What you are asked to do: Print each record below exactly as it appears.

Data for processing:
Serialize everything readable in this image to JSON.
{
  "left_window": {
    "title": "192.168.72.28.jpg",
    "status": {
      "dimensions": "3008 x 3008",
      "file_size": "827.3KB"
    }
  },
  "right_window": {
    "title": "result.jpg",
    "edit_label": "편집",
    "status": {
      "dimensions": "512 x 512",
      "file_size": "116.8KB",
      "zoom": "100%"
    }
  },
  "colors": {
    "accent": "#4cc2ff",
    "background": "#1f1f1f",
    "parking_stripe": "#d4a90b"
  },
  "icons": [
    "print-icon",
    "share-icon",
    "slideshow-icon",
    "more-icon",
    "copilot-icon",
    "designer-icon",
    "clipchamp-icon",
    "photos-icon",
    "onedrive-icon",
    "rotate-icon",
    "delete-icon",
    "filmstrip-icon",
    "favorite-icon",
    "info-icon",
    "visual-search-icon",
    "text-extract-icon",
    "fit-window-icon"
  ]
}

Answer space:
Serialize everything readable in this image to JSON.
{
  "left_window": {
    "title": "192.168.72.28.jpg",
    "status": {
      "dimensions": "3008 x 3008",
      "file_size": "827.3KB"
    }
  },
  "right_window": {
    "title": "result.jpg",
    "edit_label": "편집",
    "status": {
      "dimensions": "512 x 512",
      "file_size": "116.8KB",
      "zoom": "100%"
    }
  },
  "colors": {
    "accent": "#4cc2ff",
    "background": "#1f1f1f",
    "parking_stripe": "#d4a90b"
  },
  "icons": [
    "print-icon",
    "share-icon",
    "slideshow-icon",
    "more-icon",
    "copilot-icon",
    "designer-icon",
    "clipchamp-icon",
    "photos-icon",
    "onedrive-icon",
    "rotate-icon",
    "delete-icon",
    "filmstrip-icon",
    "favorite-icon",
    "info-icon",
    "visual-search-icon",
    "text-extract-icon",
    "fit-window-icon"
  ]
}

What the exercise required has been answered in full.